Dataset records
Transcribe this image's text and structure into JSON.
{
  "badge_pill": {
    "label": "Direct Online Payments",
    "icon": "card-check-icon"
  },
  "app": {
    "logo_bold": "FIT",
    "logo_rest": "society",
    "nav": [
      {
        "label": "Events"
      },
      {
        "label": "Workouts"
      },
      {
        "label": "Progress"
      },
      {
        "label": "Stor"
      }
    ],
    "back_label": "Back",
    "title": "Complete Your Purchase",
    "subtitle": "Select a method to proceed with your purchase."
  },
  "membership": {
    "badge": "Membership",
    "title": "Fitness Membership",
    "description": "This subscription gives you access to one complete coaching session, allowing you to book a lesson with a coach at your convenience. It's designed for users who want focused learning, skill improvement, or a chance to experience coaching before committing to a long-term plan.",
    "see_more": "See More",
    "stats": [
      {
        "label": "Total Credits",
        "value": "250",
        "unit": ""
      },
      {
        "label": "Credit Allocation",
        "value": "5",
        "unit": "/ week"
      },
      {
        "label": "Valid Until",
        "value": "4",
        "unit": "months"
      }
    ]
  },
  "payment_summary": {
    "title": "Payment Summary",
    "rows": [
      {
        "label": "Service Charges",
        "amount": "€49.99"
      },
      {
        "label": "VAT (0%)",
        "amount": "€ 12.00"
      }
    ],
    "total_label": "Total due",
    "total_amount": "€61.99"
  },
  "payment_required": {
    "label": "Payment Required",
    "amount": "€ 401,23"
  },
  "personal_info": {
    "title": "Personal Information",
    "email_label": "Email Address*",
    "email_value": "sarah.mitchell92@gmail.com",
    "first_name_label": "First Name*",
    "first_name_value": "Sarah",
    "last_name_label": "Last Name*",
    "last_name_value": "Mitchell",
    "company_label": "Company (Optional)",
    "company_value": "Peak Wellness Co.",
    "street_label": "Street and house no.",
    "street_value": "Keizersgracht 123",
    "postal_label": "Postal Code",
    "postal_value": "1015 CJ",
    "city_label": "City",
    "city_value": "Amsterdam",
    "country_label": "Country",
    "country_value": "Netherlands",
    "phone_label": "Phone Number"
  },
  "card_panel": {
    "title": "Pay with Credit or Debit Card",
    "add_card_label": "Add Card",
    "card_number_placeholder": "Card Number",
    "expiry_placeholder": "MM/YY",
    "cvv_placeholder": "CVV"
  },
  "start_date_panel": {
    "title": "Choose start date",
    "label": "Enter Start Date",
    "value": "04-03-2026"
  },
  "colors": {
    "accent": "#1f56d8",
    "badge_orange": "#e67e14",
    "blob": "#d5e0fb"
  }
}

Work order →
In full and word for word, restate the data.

Output for this exercise →
Transcribe this image's text and structure into JSON.
{
  "badge_pill": {
    "label": "Direct Online Payments",
    "icon": "card-check-icon"
  },
  "app": {
    "logo_bold": "FIT",
    "logo_rest": "society",
    "nav": [
      {
        "label": "Events"
      },
      {
        "label": "Workouts"
      },
      {
        "label": "Progress"
      },
      {
        "label": "Stor"
      }
    ],
    "back_label": "Back",
    "title": "Complete Your Purchase",
    "subtitle": "Select a method to proceed with your purchase."
  },
  "membership": {
    "badge": "Membership",
    "title": "Fitness Membership",
    "description": "This subscription gives you access to one complete coaching session, allowing you to book a lesson with a coach at your convenience. It's designed for users who want focused learning, skill improvement, or a chance to experience coaching before committing to a long-term plan.",
    "see_more": "See More",
    "stats": [
      {
        "label": "Total Credits",
        "value": "250",
        "unit": ""
      },
      {
        "label": "Credit Allocation",
        "value": "5",
        "unit": "/ week"
      },
      {
        "label": "Valid Until",
        "value": "4",
        "unit": "months"
      }
    ]
  },
  "payment_summary": {
    "title": "Payment Summary",
    "rows": [
      {
        "label": "Service Charges",
        "amount": "€49.99"
      },
      {
        "label": "VAT (0%)",
        "amount": "€ 12.00"
      }
    ],
    "total_label": "Total due",
    "total_amount": "€61.99"
  },
  "payment_required": {
    "label": "Payment Required",
    "amount": "€ 401,23"
  },
  "personal_info": {
    "title": "Personal Information",
    "email_label": "Email Address*",
    "email_value": "sarah.mitchell92@gmail.com",
    "first_name_label": "First Name*",
    "first_name_value": "Sarah",
    "last_name_label": "Last Name*",
    "last_name_value": "Mitchell",
    "company_label": "Company (Optional)",
    "company_value": "Peak Wellness Co.",
    "street_label": "Street and house no.",
    "street_value": "Keizersgracht 123",
    "postal_label": "Postal Code",
    "postal_value": "1015 CJ",
    "city_label": "City",
    "city_value": "Amsterdam",
    "country_label": "Country",
    "country_value": "Netherlands",
    "phone_label": "Phone Number"
  },
  "card_panel": {
    "title": "Pay with Credit or Debit Card",
    "add_card_label": "Add Card",
    "card_number_placeholder": "Card Number",
    "expiry_placeholder": "MM/YY",
    "cvv_placeholder": "CVV"
  },
  "start_date_panel": {
    "title": "Choose start date",
    "label": "Enter Start Date",
    "value": "04-03-2026"
  },
  "colors": {
    "accent": "#1f56d8",
    "badge_orange": "#e67e14",
    "blob": "#d5e0fb"
  }
}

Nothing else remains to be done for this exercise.